The Gnostics rejected the historical accounts in the New Testament not in order to propose a different history but in order to turn the faith into a myth that stood outside time.For them, the historicity of the New Testament was an embarrassment, since the wholly spiritual God could not have entered into the world of matter and time.
The distinction between “the Jesus of history” and “the Christ of faith” was formulated by certain modern theologians as part of the effort to “demythologize” Jesus as the Son of God and Redeemer of the universe, dismissing that belief as a theological construct only loosely connected, if at all, to the actual, historical Jesus.
A fundamental flaw of the historical-critical method is that, while at various times it has called virtually all traditional beliefs into question, it offers no sure replacement, merely many competing theories.
A major fallacy of this skepticism is the assumption that, while religious believers are fatally biased, skeptics are objective and disinterested.
Some practitioners of the historical-critical method take a far more suspicious view of Christian origins than most historians take toward other aspects of ancient history.
By excluding in principle the very possibility of divine revelation, they imprison Christianity entirely within the movement of history, essentially reducing questions of faith to factional struggles within the Church.
If orthodox Christianity does not represent revealed truth, it must be seen as merely the triumph of one party over another, making it possible to cancel seventeen centuries of history in order to redefine the very foundations of the Church.
 But an awareness of the historical character of the Church carries with it the danger that she will be seen as only a product of history, without a transcendent divine character.
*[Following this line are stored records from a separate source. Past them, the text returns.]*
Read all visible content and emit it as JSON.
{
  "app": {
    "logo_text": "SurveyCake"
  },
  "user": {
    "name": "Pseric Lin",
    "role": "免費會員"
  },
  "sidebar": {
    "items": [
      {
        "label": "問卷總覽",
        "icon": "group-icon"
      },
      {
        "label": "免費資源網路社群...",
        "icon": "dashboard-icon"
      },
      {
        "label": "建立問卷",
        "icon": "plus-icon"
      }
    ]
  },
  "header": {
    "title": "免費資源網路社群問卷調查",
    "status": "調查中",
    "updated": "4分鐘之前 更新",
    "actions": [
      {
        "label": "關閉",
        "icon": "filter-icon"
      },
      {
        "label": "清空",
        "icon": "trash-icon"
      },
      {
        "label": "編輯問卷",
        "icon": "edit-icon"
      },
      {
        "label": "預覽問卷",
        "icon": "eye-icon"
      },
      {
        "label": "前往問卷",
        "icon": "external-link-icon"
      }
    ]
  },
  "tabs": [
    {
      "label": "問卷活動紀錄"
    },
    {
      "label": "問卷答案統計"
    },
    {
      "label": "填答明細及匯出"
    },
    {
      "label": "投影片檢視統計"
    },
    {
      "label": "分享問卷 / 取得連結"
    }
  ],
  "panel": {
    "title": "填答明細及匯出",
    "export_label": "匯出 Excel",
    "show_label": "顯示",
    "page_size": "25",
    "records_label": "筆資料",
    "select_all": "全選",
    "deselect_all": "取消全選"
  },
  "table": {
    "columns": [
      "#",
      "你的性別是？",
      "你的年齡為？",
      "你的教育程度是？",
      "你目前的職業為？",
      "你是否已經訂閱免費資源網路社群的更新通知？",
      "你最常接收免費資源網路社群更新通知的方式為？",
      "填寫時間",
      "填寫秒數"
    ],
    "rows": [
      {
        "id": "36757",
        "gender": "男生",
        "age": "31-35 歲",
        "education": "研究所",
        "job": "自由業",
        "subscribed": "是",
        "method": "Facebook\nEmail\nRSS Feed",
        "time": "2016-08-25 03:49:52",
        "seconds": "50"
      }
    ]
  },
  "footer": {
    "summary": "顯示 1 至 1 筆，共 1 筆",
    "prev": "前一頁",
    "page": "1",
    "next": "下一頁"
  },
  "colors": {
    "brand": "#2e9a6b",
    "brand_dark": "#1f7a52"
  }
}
While Christians can never be indifferent to the reliability of historical claims, since to discredit the historical basis of the Gospel would be to discredit the entire faith, they must be aware of their limits.
The historical character of the Church is embodied above all in her affirmation of Tradition—the handing on of the faith from generation to generation, guided by the Holy Spirit.
The attempt to appeal to the Scripture against Tradition is a denial of that historicity.